Apparently my father spent a lot of time swinging on that gate when he was young, watching the world go by. One of his aunts made some good spending money from Reader's Digest for sending in the tale of his first encounter with that new-fangled invention, the automobile. A shiny red Reo had broken down right outside the gate, and the driver, who was trying to repair something, saw the little boy and said: "Son, do you have a monkey wrench?"
"No," came the reply. "We have a prune ranch!"
That part of the country is very different now. A few prune plum trees still grow in the area, but there is nothing like the miles and miles of white blossoms you could see in the spring, even when I was a girl. My father talked about seeing salmon swimming up Coyote Creek to spawn. Nowadays, the creek is sadly diminished, and even, in some places, hard to find. When California put a new, multi-lane Highway 101 down the eastern side of the Santa Clara valley, my father snorted: "They've just paved over the best swimming hole in California!"
Once their children had grown and left home, my great grandparents sold the ranch. All seven of their sons and daughters retained a great love for the old place, however, and loved to tell stories of the good old days whenever they got together. Devalued as it was by the Depression, Great Grandpa Barnhart's land was not the rich legacy he'd hoped to leave his children, at least not in monetary terms.
They did, however, come away from the old place appreciating the efficacy of prunes when it came to living a healthy life.
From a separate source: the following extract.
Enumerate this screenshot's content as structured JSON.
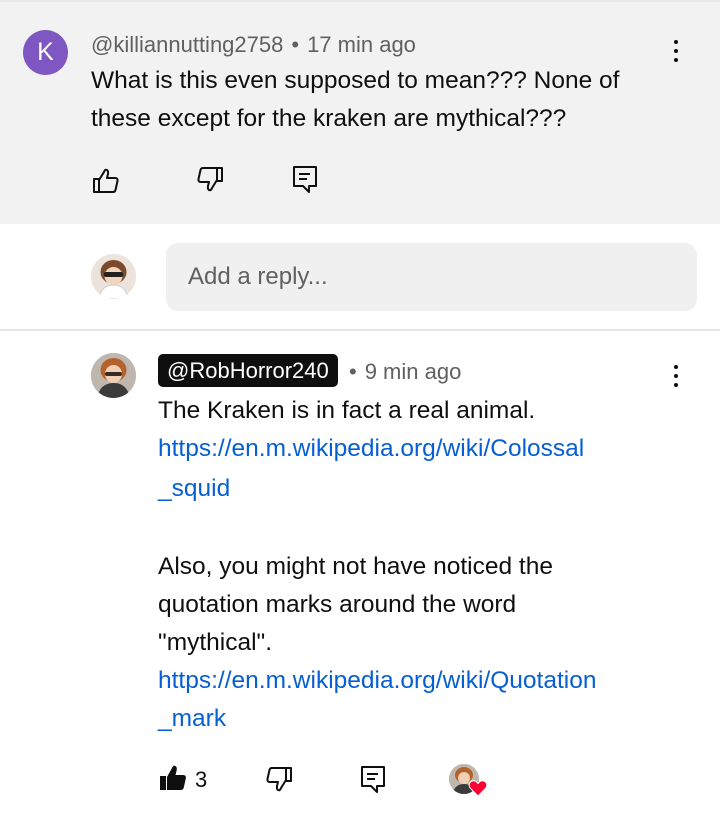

My grandmother, the eldest Barnhart daughter, lived with us. Believe me, she knew just about every way that one could possibly prepare prunes for the table. Her breakfast every morning began with a bowl of stewed prunes. We had pork roasts stuffed with prunes. We ate prunes as a snack. We had cinnamon buns with prunes instead of raisins in them. We often had desserts of prune whip or prune duff. At Christmas, Grandma chopped dates and nuts and stuffed them into prunes. She then rolled them in powdered sugar, put them into old See's candy boxes, and gave a box to each family member. You'd unwrap the package, look at the box, and pray that this year it would be chocolates. It was always prunes. We were a regular family.
Fortunately, my mother, not my grandmother, was the chief cook and menu planner. The tiny orchard at our own house bore other fruits. Apricots, fresh or canned by my grandmothers, were a regular feature at meals. We had a couple of kinds of plums (Green Gage is the only one I remember) and a peach tree or two. We kept a crate of oranges by the back door, and there was even a pomegranate tree in the side yard. It was quite possible to get through several days at a time without having to eat prunes. Grandma was the only one who insisted on a daily ration.
In the years since, I haven't thought much about prunes. I'm certainly not about to sit down to a large bowl at breakfast time.
Perhaps it's foolish to be bothered by the prune industry's efforts to rename its humble fruit, but there's something homely and honest in the word prune.
It's just so...what it is! I harbor no ill will for those people marketing their dried plums, but I don't think I'll hurry to buy any. My heart belongs to Great Grandpa. After all, who would want to retire to a dried plum ranch?